Jamal Ahmad: "Andre Harrell was the perfect conduit"

Harrell JS636272.jpg
By Shuttershock - Shuttershock, CC BY-SA 4.0, Link

The now legendary Uptown Records logo is not only synonymous with Andre Harrell, but also with the sound of youthful sophistication. Uptown Records represented a sonic hybrid that saw the worlds of hip-hop and R&B collide and that big bang would spawn a genre that still exists to this day. Andre Harrell was the perfect conduit to bring this auditory fusion, which was developed in the latter part of the 20th century, to the masses.

The now legendary Uptown Records logo is not only synonymous with Andre Harrell, but also with the sound of youthful sophistication. Uptown Records represented a sonic hybrid that saw the worlds of hip-hop and R&B collide and that big bang would spawn a genre that still exists to this day. Andre Harrell was the perfect conduit to bring this auditory fusion, which was developed in the latter part of the 20th century, to the masses.

Born in Harlem but raised in the Bronx, Harrell's very existence represented the ethos that would drive this new genre. Harlem, NY has been the home to black cultural elegance since the 1920's and served as the hub for the Black Renaissance. The Bronx, New York, who's history is not as refined as Harlem's, was the breeding ground for a musical movement that would turn the world on its head. That movement of course being hip-hop. Harrell personified both of them. He had the street swagger of a typical b-boy but he was also that guy who could walk into a corporate board room, rocking his signature clean look, and eloquently state his case.

When he formed Uptown Records in the mid-80's, after a stint as a vice president at Def Jam Records under the direction of Russell Simmons, his vision was clear. He recruited forward thinking Gen Xers like Heavy D & The Boyz, Sean "Diddy" Combs, Teddy Riley & Guy, Al B. Sure!, Mary J. Blige, Eddie F., Dave Hall, Jodeci, Father M.C. and so many others, to assist in propelling the Uptown brand into the platinum stratosphere of the public consciousness. They all represented the next level of class for my generation.

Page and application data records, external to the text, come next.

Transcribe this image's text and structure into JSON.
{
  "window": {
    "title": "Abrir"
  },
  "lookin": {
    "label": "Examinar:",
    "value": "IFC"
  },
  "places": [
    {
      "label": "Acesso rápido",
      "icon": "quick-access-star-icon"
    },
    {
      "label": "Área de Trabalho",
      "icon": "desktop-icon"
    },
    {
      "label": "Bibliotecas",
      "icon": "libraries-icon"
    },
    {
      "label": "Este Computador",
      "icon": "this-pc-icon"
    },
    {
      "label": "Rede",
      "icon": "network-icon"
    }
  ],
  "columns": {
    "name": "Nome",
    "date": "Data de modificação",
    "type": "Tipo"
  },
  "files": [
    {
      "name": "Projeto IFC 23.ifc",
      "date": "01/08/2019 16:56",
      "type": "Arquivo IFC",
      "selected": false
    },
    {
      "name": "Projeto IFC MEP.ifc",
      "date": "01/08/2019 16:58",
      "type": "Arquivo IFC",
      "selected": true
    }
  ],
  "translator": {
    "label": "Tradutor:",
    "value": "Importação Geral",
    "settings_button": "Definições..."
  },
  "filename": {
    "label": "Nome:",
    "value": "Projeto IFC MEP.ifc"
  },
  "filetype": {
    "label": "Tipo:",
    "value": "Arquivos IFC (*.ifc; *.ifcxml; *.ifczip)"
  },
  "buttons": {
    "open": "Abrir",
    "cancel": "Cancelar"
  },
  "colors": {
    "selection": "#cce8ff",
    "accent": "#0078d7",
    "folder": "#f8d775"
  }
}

I remember being 13 and hearing Al B. Sure! "Nite & Day" on the radio and losing my mind. I can vividly remember the summer of '88 and my mother putting on her newly purchased Guy tape in her brand new Cadillac. As a budding producer, my world was changed forever and I begged her to get me a keyboard so I could become the next Teddy Riley. I can distinctly remember seeing Jodeci on Video Soul with Donnie Simpson and saying "those guys are going to be huge." And as a freshman in college, I clearly recall hearing Mary J. Blige's "What's The 411" and Intro's debut album and knowing I was hearing the future.

I am a lifelong devotee of the Uptown sound. I'm a soulboy at heart. Hip-hop lover second. Hearing those beautiful, Stevie Wonder style chords over classic hip-hop breakbeats/samples, surprised and delighted many of us. Andre Harrell was speaking to people like me. People who wanted some musicality in their hip-hop inspired sounds. And for that, Andre Harrell will always be remembered. Rest well brotha. You've left a sound legacy that's still affecting the youth and making the world a much more soulful place. 

Jamal Ahmad

 

Jamal Ahmad is an award winning radio host currently hosting "The S.O.U.L Of Jazz" on Jazz 91.9fm WCLK in Atlanta, KPVU 91.3fm in Houston weekday afternoons and syndicated around the country via the African American Public Radio Consortium. He is also 1/2 of the Atlanta-based modern soul duo, The Dangerfeel Newbies, who's debut "Hariet" was featured in SoulTracks’ Top 25 releases of 2014. 

 

Leave a comment!